PROBLEM STATEMENT :: The records follow. Filter them to the lines that hold "image".

MATERIAL FOR THIS EXERCISE ::
= = = = =

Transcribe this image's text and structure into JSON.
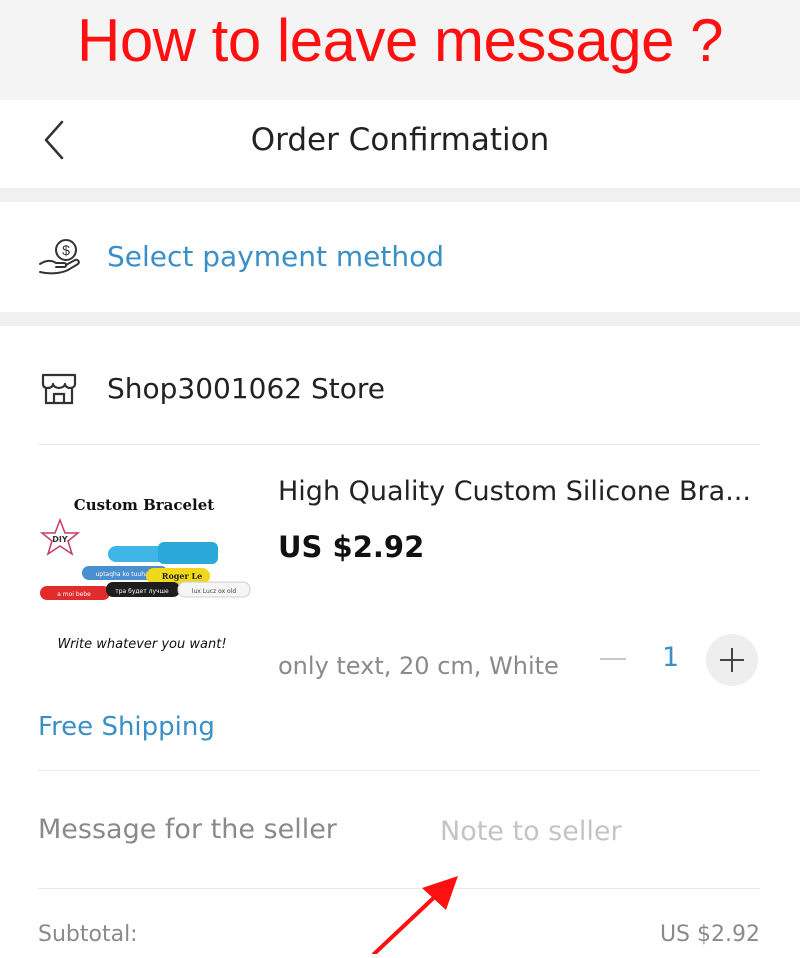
{
  "banner": {
    "title": "How to leave message ?"
  },
  "header": {
    "title": "Order Confirmation"
  },
  "payment": {
    "label": "Select payment method",
    "icon": "hand-dollar-icon"
  },
  "store": {
    "name": "Shop3001062 Store",
    "icon": "store-icon"
  },
  "product": {
    "title": "High Quality Custom Silicone Bra...",
    "price": "US $2.92",
    "spec": "only text, 20 cm, White",
    "quantity": "1",
    "image": {
      "heading": "Custom Bracelet",
      "star_text": "DIY",
      "caption": "Write whatever you want!",
      "band_texts": [
        "Roger Le",
        "uptaqha ko tuuhaa",
        "a moi bebe",
        "тра будет лучше",
        "lux Lucz ox old"
      ]
    }
  },
  "shipping": {
    "label": "Free Shipping"
  },
  "message": {
    "label": "Message for the seller",
    "placeholder": "Note to seller"
  },
  "summary": {
    "subtotal_label": "Subtotal:",
    "subtotal_value": "US $2.92"
  },
  "colors": {
    "accent": "#3a8fc7",
    "banner_text": "#ff1010",
    "arrow": "#ff1010"
  }
}
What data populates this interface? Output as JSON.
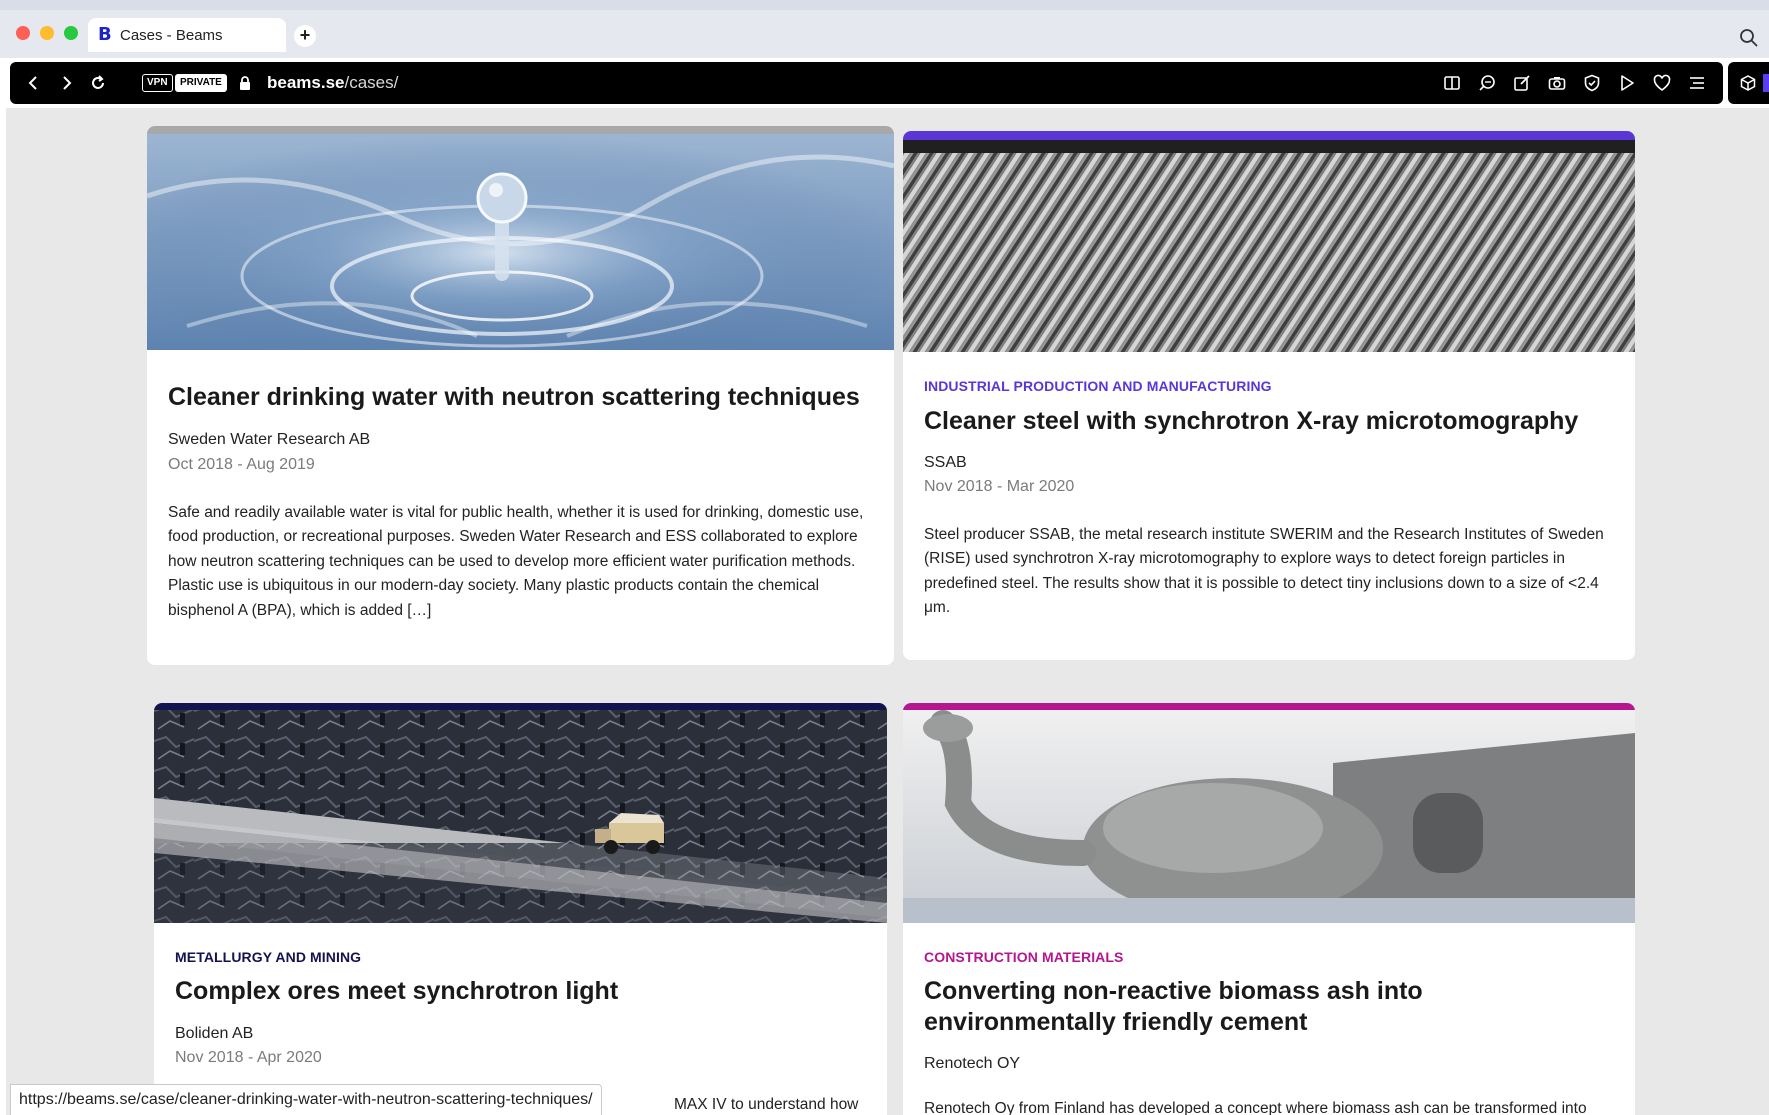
{
  "browser": {
    "tab_title": "Cases - Beams",
    "tab_favicon": "B",
    "vpn_label": "VPN",
    "private_label": "PRIVATE",
    "url_host": "beams.se",
    "url_path": "/cases/",
    "toolbar_icons": [
      "reader-icon",
      "find-icon",
      "edit-icon",
      "camera-icon",
      "shield-icon",
      "play-icon",
      "heart-icon",
      "menu-icon",
      "extension-icon"
    ]
  },
  "cards": [
    {
      "category": "",
      "title": "Cleaner drinking water with neutron scattering techniques",
      "org": "Sweden Water Research AB",
      "dates": "Oct 2018 - Aug 2019",
      "excerpt": "Safe and readily available water is vital for public health, whether it is used for drinking, domestic use, food production, or recreational purposes. Sweden Water Research and ESS collaborated to explore how neutron scattering techniques can be used to develop more efficient water purification methods.  Plastic use is ubiquitous in our modern-day society. Many plastic products contain the chemical bisphenol A (BPA), which is added […]",
      "accent": "#a8a8a8",
      "image": "water-drop-image"
    },
    {
      "category": "INDUSTRIAL PRODUCTION AND MANUFACTURING",
      "title": "Cleaner steel with synchrotron X-ray microtomography",
      "org": "SSAB",
      "dates": "Nov 2018 - Mar 2020",
      "excerpt": "Steel producer SSAB, the metal research institute SWERIM and the Research Institutes of Sweden (RISE) used synchrotron X-ray microtomography to explore ways to detect foreign particles in predefined steel. The results show that it is possible to detect tiny inclusions down to a size of <2.4 μm.",
      "accent": "#5b36d6",
      "image": "corrugated-steel-image"
    },
    {
      "category": "METALLURGY AND MINING",
      "title": "Complex ores meet synchrotron light",
      "org": "Boliden AB",
      "dates": "Nov 2018 - Apr 2020",
      "excerpt": "MAX IV to understand how",
      "accent": "#13134f",
      "image": "mining-truck-image"
    },
    {
      "category": "CONSTRUCTION MATERIALS",
      "title": "Converting non-reactive biomass ash into environmentally friendly cement",
      "org": "Renotech OY",
      "dates": "",
      "excerpt": "Renotech Oy from Finland has developed a concept where biomass ash can be transformed into",
      "accent": "#b5168f",
      "image": "cement-image"
    }
  ],
  "status_url": "https://beams.se/case/cleaner-drinking-water-with-neutron-scattering-techniques/",
  "colors": {
    "industrial": "#5b36d6",
    "metallurgy": "#13134f",
    "construction": "#b5168f"
  }
}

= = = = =

ANSWER FOR THIS EXERCISE ::
Transcribe this image's text and structure into JSON.
    "image": {
      "image": "water-drop-image"
      "image": "corrugated-steel-image"
      "image": "mining-truck-image"
      "image": "cement-image"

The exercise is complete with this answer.